A new GMAC research report based on the data collected through mba.com Prospective Students Survey provides insights into the diverse choices and preferences of prospective students planning to pursue graduate management education (GME) in 2021. The findings suggest that demand for GME continues to accelerate as the concerns about the impact of COVID-19 wane. The report identifies at least three notable growth drivers for GME related to employability, flexibility, and regional mobility.
As business schools adapt to the evolving impact of COVID-19, they remain focused on the diverse needs of their prospective students. The latest GMAC™ snapshot survey examines the shifting behavior of female candidates in response to the uncertainty posed by COVID-19. Findings suggest business schools need to double-down in engaging and communicating with female candidates to meet enrollment goals.
Earlier this month, GMAC Research and industry thought leaders discussed the latest insights and resources for GME diversity recruitment.
Join GMAC Research and industry thought leaders for discussions of the latest data, insights, and best practices related to recruiting women and underrepresented populations to business school.
A new research brief blends insights from GMAC market intelligence and perspectives from school professionals to reflect on women’s full-time MBA recruitment.
In testing year 2017—the period from July 1, 2016 through June 30, 2017—a greater share of GMAT exams were taken by women than ever before (45%). In fact, over the past five testing years the number of exams taken by women has grown 12 percent. How has this testing growth translated to applicant pools?

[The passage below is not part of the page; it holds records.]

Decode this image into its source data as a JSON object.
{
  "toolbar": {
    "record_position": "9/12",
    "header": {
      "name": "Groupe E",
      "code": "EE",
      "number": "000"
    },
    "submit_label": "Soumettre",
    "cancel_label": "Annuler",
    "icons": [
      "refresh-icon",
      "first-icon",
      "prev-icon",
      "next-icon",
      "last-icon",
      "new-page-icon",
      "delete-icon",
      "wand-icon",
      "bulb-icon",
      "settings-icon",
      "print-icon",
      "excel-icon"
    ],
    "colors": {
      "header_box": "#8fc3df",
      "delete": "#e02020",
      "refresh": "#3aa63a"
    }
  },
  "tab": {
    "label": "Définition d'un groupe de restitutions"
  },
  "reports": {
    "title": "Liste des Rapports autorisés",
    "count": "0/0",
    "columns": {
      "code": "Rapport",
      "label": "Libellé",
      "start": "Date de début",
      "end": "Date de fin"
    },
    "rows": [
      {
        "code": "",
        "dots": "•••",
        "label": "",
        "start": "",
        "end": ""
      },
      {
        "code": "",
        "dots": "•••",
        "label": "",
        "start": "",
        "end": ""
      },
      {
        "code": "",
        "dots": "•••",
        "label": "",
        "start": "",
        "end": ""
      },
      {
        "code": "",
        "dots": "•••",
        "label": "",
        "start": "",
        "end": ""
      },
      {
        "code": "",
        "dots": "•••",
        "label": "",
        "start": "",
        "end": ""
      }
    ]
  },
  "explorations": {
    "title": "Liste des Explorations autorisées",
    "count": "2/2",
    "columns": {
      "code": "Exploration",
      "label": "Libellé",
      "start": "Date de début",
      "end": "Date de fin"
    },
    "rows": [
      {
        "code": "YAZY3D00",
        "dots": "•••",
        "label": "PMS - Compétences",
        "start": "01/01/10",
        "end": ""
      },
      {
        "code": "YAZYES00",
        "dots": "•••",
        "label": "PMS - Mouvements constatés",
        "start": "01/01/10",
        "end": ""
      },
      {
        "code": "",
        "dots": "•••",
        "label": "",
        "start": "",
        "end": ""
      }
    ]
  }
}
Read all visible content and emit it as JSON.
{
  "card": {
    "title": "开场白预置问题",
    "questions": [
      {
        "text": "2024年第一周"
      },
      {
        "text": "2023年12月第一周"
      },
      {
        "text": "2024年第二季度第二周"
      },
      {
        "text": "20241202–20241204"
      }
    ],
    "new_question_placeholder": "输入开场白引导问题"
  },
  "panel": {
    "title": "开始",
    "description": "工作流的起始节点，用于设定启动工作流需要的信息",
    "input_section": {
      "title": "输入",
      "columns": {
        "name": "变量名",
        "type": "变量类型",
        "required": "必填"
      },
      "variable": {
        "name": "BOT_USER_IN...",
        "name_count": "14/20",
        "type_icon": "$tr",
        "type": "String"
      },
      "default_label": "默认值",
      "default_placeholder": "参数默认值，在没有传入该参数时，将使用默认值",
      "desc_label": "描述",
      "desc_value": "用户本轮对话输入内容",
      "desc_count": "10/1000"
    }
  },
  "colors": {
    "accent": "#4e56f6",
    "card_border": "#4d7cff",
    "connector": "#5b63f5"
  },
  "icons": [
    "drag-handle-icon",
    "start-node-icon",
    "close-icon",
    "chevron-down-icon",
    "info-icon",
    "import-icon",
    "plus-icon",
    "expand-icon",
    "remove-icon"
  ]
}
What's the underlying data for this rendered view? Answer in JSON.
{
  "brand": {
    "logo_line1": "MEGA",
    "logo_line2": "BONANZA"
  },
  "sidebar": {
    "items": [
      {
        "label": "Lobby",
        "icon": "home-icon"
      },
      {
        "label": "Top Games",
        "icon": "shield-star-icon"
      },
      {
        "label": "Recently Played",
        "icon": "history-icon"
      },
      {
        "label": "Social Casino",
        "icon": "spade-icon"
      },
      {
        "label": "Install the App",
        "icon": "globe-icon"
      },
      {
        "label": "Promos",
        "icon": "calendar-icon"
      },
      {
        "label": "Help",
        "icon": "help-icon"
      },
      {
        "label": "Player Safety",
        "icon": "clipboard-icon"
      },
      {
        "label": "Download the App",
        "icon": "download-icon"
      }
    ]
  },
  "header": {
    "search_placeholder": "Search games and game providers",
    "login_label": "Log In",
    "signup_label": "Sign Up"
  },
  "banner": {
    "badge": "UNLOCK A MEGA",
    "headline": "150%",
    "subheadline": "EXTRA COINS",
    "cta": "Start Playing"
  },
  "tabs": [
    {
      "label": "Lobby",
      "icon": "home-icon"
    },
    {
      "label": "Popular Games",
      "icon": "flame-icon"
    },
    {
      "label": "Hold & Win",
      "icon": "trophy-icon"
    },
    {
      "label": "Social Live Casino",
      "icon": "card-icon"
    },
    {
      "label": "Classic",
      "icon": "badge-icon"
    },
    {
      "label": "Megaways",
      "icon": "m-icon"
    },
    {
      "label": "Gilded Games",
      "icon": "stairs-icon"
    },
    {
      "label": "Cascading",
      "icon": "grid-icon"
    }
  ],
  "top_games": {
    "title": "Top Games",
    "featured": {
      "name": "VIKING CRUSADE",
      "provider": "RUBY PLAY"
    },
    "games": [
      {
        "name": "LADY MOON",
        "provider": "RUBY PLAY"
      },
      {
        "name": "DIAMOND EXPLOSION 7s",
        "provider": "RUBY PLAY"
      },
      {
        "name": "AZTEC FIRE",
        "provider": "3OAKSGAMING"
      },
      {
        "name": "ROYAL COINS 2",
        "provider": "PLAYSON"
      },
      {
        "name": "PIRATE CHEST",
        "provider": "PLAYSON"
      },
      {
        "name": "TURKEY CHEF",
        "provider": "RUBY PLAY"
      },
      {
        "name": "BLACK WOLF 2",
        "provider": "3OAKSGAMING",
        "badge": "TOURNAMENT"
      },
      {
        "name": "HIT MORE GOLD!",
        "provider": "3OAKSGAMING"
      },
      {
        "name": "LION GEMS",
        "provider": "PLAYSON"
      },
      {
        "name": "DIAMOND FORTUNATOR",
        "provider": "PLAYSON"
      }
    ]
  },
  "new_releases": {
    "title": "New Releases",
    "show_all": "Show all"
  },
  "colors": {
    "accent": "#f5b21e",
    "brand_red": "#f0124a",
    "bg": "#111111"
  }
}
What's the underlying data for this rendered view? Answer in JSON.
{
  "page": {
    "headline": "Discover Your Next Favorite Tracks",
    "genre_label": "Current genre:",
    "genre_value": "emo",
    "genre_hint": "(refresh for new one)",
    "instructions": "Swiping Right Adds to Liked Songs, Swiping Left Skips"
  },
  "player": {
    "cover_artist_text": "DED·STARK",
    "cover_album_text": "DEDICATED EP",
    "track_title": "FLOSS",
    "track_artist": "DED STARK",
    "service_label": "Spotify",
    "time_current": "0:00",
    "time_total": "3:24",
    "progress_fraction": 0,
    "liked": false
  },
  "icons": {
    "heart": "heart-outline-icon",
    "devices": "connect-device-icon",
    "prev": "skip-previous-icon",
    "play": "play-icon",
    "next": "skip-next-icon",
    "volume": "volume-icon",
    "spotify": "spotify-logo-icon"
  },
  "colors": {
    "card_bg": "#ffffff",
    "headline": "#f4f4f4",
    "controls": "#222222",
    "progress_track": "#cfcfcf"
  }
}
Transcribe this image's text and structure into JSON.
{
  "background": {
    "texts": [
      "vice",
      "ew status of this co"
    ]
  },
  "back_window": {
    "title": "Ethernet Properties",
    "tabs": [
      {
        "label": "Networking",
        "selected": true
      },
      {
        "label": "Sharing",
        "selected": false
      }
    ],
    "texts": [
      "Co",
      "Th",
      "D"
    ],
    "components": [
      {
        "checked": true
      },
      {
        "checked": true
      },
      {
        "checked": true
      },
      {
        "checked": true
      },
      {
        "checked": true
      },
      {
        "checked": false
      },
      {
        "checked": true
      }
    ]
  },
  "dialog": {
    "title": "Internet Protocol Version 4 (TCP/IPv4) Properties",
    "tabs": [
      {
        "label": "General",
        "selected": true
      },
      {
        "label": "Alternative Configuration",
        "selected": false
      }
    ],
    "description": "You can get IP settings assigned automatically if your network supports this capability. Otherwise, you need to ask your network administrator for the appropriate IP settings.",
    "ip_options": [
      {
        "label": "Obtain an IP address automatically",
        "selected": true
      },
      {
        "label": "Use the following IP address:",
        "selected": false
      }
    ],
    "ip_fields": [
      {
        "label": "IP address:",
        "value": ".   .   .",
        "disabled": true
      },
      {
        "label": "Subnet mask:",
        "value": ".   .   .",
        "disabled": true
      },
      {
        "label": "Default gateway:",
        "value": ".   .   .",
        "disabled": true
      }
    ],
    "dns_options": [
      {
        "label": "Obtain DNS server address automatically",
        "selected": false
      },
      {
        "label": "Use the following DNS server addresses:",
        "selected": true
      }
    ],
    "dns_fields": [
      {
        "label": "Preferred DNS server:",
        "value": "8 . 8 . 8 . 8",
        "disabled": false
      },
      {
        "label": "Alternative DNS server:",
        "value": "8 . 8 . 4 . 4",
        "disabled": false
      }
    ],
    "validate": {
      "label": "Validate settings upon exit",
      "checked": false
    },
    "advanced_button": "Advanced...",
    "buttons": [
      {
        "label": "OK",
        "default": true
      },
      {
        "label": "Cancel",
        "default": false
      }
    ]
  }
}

Every year, women make immeasurable contributions to the world of business and society overall. For a number of women leaders, a graduate management education was a critical step in their professional development. In recognition of International Women’s Day, GMAC Research has produced two new research documents to share with the GME community.